Dry eyes are treated differently depending on the type of dry eye, either aqueous or evaporative, as well as the severity of the dry eyes.
In milder cases, it is recommended that patients start applying warm compresses over their eyes twice daily for about 10 minutes followed by gentle massage and eye lid scrubs. This works by freeing up the clogged meibomian glands (heat and massage) as well as cleaning any debris or mites (scrubs). A common eye mask is the bruder eye mask, however there are many options available. In addition to the warm compresses your eye doctor will recommend the type of drops that you should use. It is important that you use the right type of eye drop depending on the type of dry eye that you have. You should also lubricate your eyes with some over-the-counter artificial tears two to four times a day.
If this initial treatment does not work, a prescription of eye drops called Restasis, or Xiidra, might be given. This is because dry eyes are a multifactorial disease process that causes instability in the ocular surface. In addition to the symptoms of dry eye, the condition causes inflammation which can lead to ocular damage to the front part of your eye. Restasis and Xiidra are prescription eye drops that tackle the inflammatory component of your dry eyes to help alleviate the symptoms and reduce risks of damage.
Punctal plugs are another treatment option.
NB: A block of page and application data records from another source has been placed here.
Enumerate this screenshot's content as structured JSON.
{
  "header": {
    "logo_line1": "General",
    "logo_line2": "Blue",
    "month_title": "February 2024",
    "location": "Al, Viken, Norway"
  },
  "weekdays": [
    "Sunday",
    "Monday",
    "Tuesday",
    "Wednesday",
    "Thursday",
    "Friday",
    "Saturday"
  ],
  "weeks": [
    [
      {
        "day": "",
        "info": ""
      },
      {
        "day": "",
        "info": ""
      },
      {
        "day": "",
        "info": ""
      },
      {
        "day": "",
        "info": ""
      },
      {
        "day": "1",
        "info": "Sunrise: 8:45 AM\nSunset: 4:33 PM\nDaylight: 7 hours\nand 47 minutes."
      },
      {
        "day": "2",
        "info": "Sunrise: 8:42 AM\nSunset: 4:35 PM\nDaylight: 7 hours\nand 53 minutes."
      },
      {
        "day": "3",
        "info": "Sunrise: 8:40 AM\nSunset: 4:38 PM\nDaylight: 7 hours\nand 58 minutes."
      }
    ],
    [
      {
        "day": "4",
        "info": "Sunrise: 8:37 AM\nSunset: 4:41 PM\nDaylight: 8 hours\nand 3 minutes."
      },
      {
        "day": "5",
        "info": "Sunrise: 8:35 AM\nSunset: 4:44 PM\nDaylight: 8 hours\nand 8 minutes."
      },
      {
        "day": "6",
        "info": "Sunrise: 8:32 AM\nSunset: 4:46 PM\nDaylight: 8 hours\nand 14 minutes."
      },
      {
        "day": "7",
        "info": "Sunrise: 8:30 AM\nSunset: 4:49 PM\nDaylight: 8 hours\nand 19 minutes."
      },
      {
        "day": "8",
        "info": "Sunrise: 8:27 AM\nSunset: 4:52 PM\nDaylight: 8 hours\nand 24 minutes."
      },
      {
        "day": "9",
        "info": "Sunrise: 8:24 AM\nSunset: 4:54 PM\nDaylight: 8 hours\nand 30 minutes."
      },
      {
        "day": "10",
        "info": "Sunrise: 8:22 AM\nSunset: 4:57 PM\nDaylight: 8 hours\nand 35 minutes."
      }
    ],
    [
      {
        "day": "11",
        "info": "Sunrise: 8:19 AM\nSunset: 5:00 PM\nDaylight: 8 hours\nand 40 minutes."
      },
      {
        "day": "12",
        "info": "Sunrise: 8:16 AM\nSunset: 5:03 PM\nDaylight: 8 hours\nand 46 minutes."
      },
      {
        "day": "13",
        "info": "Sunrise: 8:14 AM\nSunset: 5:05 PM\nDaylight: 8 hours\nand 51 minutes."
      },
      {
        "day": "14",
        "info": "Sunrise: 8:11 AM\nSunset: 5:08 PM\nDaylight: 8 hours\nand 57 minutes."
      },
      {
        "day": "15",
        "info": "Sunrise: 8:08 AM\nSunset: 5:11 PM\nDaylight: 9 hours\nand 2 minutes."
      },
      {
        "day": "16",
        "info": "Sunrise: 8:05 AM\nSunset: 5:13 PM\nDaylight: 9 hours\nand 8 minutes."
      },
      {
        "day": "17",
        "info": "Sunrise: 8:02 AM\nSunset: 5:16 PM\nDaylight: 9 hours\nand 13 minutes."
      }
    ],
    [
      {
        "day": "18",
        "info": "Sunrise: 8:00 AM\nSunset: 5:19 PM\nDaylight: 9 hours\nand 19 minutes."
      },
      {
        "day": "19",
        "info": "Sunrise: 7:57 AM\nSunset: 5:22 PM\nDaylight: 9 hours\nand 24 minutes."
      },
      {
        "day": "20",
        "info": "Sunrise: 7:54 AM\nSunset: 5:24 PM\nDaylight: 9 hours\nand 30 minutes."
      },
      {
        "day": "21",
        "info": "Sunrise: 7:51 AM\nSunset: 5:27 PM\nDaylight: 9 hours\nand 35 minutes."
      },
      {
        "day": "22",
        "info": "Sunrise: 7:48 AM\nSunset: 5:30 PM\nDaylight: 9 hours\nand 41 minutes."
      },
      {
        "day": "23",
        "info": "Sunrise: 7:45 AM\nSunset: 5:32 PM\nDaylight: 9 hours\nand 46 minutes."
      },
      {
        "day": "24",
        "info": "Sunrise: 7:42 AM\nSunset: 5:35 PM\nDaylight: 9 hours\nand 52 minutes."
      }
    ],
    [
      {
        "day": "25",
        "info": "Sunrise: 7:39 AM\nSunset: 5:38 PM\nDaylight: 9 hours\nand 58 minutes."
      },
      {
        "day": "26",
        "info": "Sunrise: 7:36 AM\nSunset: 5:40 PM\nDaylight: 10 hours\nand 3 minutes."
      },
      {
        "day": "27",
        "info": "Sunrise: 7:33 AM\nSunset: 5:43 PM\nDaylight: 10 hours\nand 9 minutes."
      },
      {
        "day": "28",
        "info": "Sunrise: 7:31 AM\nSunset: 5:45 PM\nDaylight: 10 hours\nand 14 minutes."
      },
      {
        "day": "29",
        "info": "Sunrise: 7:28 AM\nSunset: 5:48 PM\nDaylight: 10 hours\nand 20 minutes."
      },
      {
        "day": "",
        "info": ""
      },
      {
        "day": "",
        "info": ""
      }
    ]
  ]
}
There are four drainage systems in our eyes, two on the bottom and two on top, which help drain our tears. These Punctal plugs partially block your drainage areas. The plugs are usually placed on the two bottom drainage ducts so that your tears can flow to the front surface of your eye and remain lubricated.
In the event, none of these treatments help, or if you're not so consistent with using those warm compresses every morning and night, there are other in-office treatments that remove the blockage in your meibomian glands, such as LipiFlow, iLux, Miboflow, and TearCare.
For more severe dry eye there is a specialized treatment called Amniotic Membranes which are ethically derived stem cell based ocular bandages that transfer regenerative nutrient rich tissue to the front surface of your eye. This treatment is often recommended when other treatment has been tried and is not effective or if the patient has severe corneal scarring in addition to their dry eye symptoms.